App and web page records:

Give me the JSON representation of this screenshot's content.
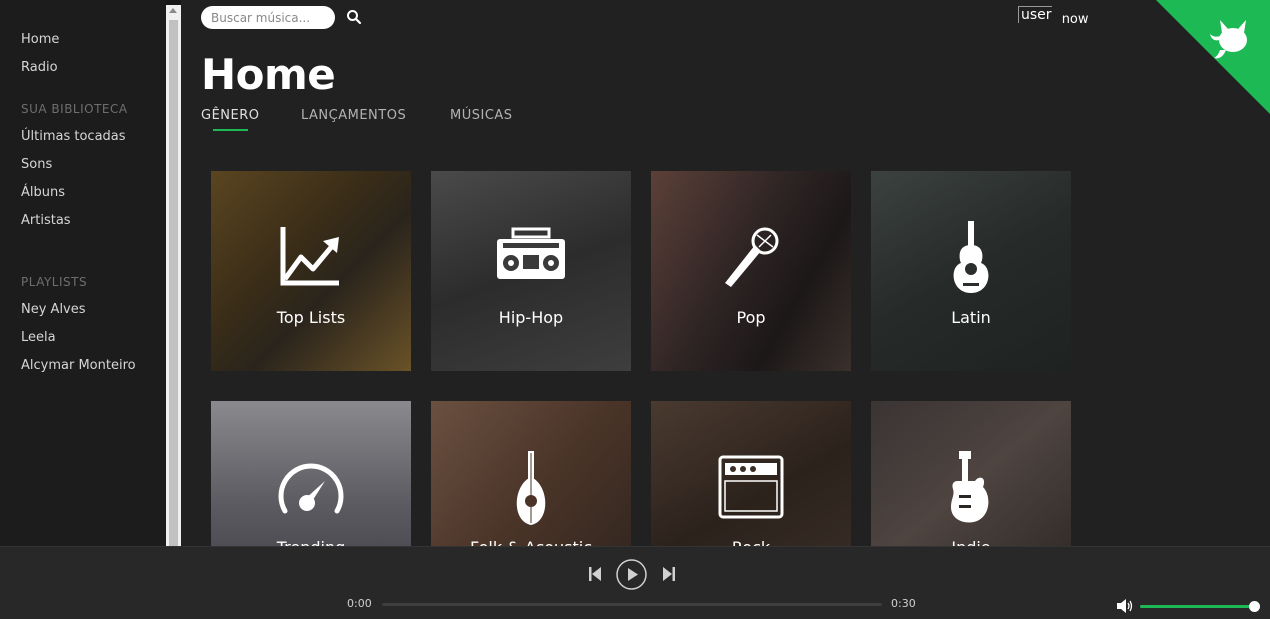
{
  "sidebar": {
    "nav": [
      {
        "label": "Home"
      },
      {
        "label": "Radio"
      }
    ],
    "library_title": "SUA BIBLIOTECA",
    "library": [
      {
        "label": "Últimas tocadas"
      },
      {
        "label": "Sons"
      },
      {
        "label": "Álbuns"
      },
      {
        "label": "Artistas"
      }
    ],
    "playlists_title": "PLAYLISTS",
    "playlists": [
      {
        "label": "Ney Alves"
      },
      {
        "label": "Leela"
      },
      {
        "label": "Alcymar Monteiro"
      }
    ]
  },
  "header": {
    "search_placeholder": "Buscar música...",
    "user_alt": "user",
    "user_status": "now"
  },
  "page": {
    "title": "Home",
    "tabs": [
      {
        "label": "GÊNERO",
        "active": true
      },
      {
        "label": "LANÇAMENTOS",
        "active": false
      },
      {
        "label": "MÚSICAS",
        "active": false
      }
    ]
  },
  "genres": [
    {
      "label": "Top Lists",
      "icon": "chart-trend-icon"
    },
    {
      "label": "Hip-Hop",
      "icon": "boombox-icon"
    },
    {
      "label": "Pop",
      "icon": "microphone-icon"
    },
    {
      "label": "Latin",
      "icon": "acoustic-guitar-icon"
    },
    {
      "label": "Trending",
      "icon": "speedometer-icon"
    },
    {
      "label": "Folk & Acoustic",
      "icon": "mandolin-icon"
    },
    {
      "label": "Rock",
      "icon": "amplifier-icon"
    },
    {
      "label": "Indie",
      "icon": "electric-guitar-icon"
    }
  ],
  "player": {
    "current_time": "0:00",
    "duration": "0:30",
    "progress_fraction": 0,
    "volume_fraction": 1.0
  },
  "colors": {
    "accent": "#1db954",
    "sidebar_bg": "#1c1c1c",
    "main_bg": "#212121",
    "player_bg": "#282828"
  }
}
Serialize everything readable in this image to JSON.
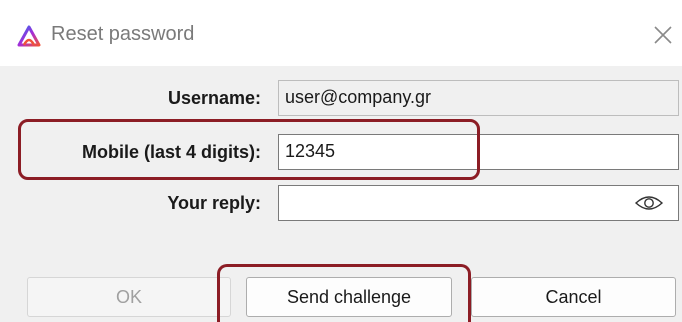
{
  "window": {
    "title": "Reset password",
    "app_icon": "app-logo-icon",
    "close_icon": "close-icon"
  },
  "form": {
    "username_label": "Username:",
    "username_value": "user@company.gr",
    "mobile_label": "Mobile (last 4 digits):",
    "mobile_value": "12345",
    "reply_label": "Your reply:",
    "reply_value": "",
    "reply_reveal_icon": "eye-icon"
  },
  "buttons": {
    "ok_label": "OK",
    "send_label": "Send challenge",
    "cancel_label": "Cancel"
  },
  "annotations": {
    "highlight_color": "#8c1d25"
  }
}
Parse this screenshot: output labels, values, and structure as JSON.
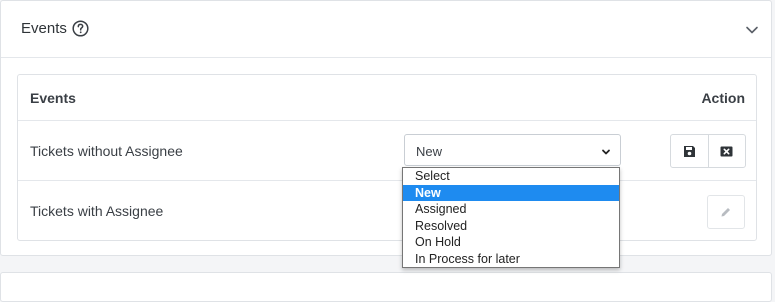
{
  "panel": {
    "title": "Events",
    "help_icon": "question-circle-icon",
    "collapse_icon": "chevron-down-icon"
  },
  "table": {
    "headers": {
      "events": "Events",
      "action": "Action"
    },
    "rows": [
      {
        "label": "Tickets without Assignee",
        "select_value": "New"
      },
      {
        "label": "Tickets with Assignee"
      }
    ]
  },
  "dropdown": {
    "options": [
      "Select",
      "New",
      "Assigned",
      "Resolved",
      "On Hold",
      "In Process for later"
    ],
    "selected": "New",
    "highlight_color": "#1e8bf0"
  },
  "icons": {
    "save": "save-icon",
    "cancel": "close-box-icon",
    "edit": "pencil-icon"
  }
}
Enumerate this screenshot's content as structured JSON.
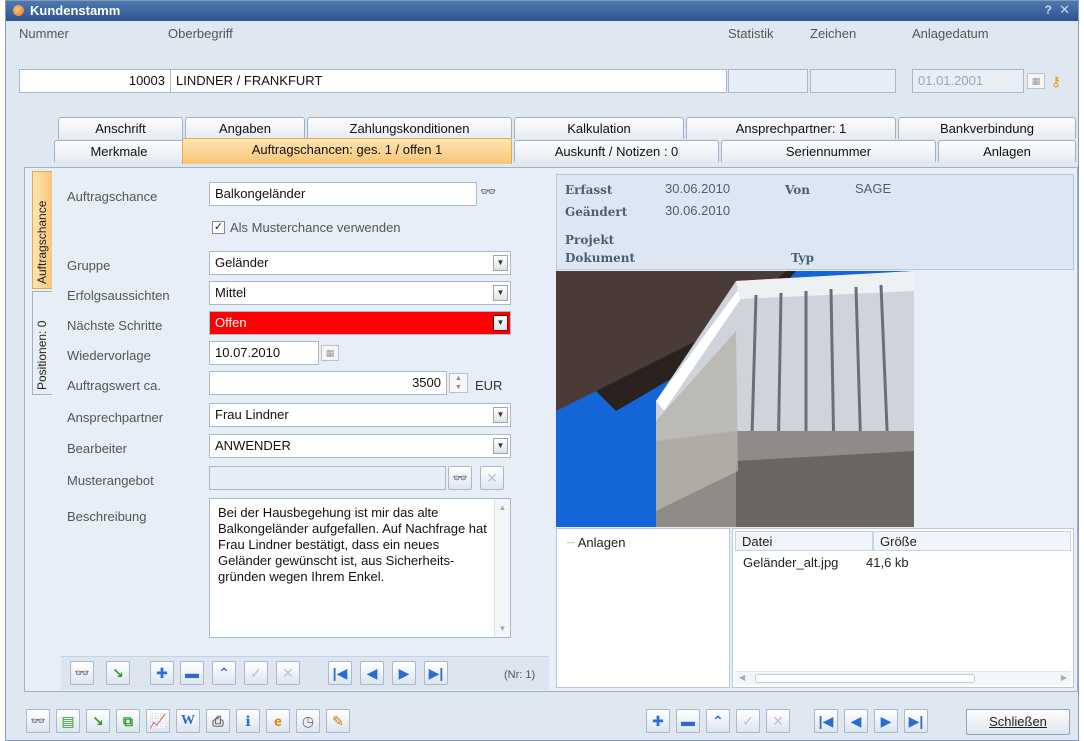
{
  "window": {
    "title": "Kundenstamm",
    "help": "?",
    "close": "✕"
  },
  "header": {
    "nummer_label": "Nummer",
    "nummer_value": "10003",
    "oberbegriff_label": "Oberbegriff",
    "oberbegriff_value": "LINDNER / FRANKFURT",
    "statistik_label": "Statistik",
    "zeichen_label": "Zeichen",
    "anlagedatum_label": "Anlagedatum",
    "anlagedatum_value": "01.01.2001"
  },
  "tabs_row1": [
    "Anschrift",
    "Angaben",
    "Zahlungskonditionen",
    "Kalkulation",
    "Ansprechpartner: 1",
    "Bankverbindung"
  ],
  "tabs_row2": [
    "Merkmale",
    "Auftragschancen: ges. 1 / offen 1",
    "Auskunft / Notizen : 0",
    "Seriennummer",
    "Anlagen"
  ],
  "side_tabs": [
    "Auftragschance",
    "Positionen: 0"
  ],
  "form": {
    "auftragschance_label": "Auftragschance",
    "auftragschance_value": "Balkongeländer",
    "muster_check_label": "Als Musterchance verwenden",
    "gruppe_label": "Gruppe",
    "gruppe_value": "Geländer",
    "erfolg_label": "Erfolgsaussichten",
    "erfolg_value": "Mittel",
    "schritte_label": "Nächste Schritte",
    "schritte_value": "Offen",
    "wiedervorlage_label": "Wiedervorlage",
    "wiedervorlage_value": "10.07.2010",
    "auftragswert_label": "Auftragswert ca.",
    "auftragswert_value": "3500",
    "currency": "EUR",
    "ansprechpartner_label": "Ansprechpartner",
    "ansprechpartner_value": "Frau Lindner",
    "bearbeiter_label": "Bearbeiter",
    "bearbeiter_value": "ANWENDER",
    "musterangebot_label": "Musterangebot",
    "musterangebot_value": "",
    "beschreibung_label": "Beschreibung",
    "beschreibung_value": "Bei der Hausbegehung ist mir das alte Balkongeländer aufgefallen. Auf Nachfrage hat Frau Lindner bestätigt, dass ein neues Geländer gewünscht ist, aus Sicherheits-gründen wegen Ihrem Enkel.",
    "record_no": "(Nr: 1)"
  },
  "info": {
    "erfasst_label": "Erfasst",
    "erfasst_value": "30.06.2010",
    "von_label": "Von",
    "von_value": "SAGE",
    "geaendert_label": "Geändert",
    "geaendert_value": "30.06.2010",
    "projekt_label": "Projekt",
    "dokument_label": "Dokument",
    "typ_label": "Typ"
  },
  "attachments": {
    "tree_root": "Anlagen",
    "col_datei": "Datei",
    "col_groesse": "Größe",
    "rows": [
      {
        "datei": "Geländer_alt.jpg",
        "groesse": "41,6 kb"
      }
    ]
  },
  "footer": {
    "close_label": "Schließen"
  },
  "colors": {
    "title_bar": "#2d5590",
    "active_tab": "#f8c676",
    "status_red": "#ff0000",
    "panel_bg": "#e7eef7"
  }
}
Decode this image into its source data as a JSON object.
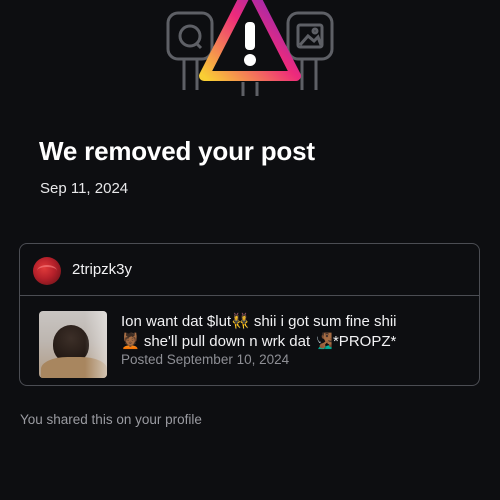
{
  "hero": {
    "icon": "removed-post-warning-illustration",
    "gradient_colors": [
      "#f9ce34",
      "#ee2a7b",
      "#6228d7"
    ],
    "outline_color": "#5e6066"
  },
  "notice": {
    "title": "We removed your post",
    "date": "Sep 11, 2024"
  },
  "post": {
    "username": "2tripzk3y",
    "caption_line1": "Ion want dat $lut👯‍♀️ shii i got sum fine shii",
    "caption_line2": "💆🏾 she'll pull down n wrk dat 🧏🏾‍♂️*PROPZ*",
    "posted": "Posted September 10, 2024"
  },
  "footer": {
    "shared_text": "You shared this on your profile"
  },
  "colors": {
    "background": "#0d0e11",
    "text_primary": "#ffffff",
    "text_secondary": "#8e8f95",
    "border": "#4b4d53"
  }
}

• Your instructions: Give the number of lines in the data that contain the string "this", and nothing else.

• Solved exercise: 6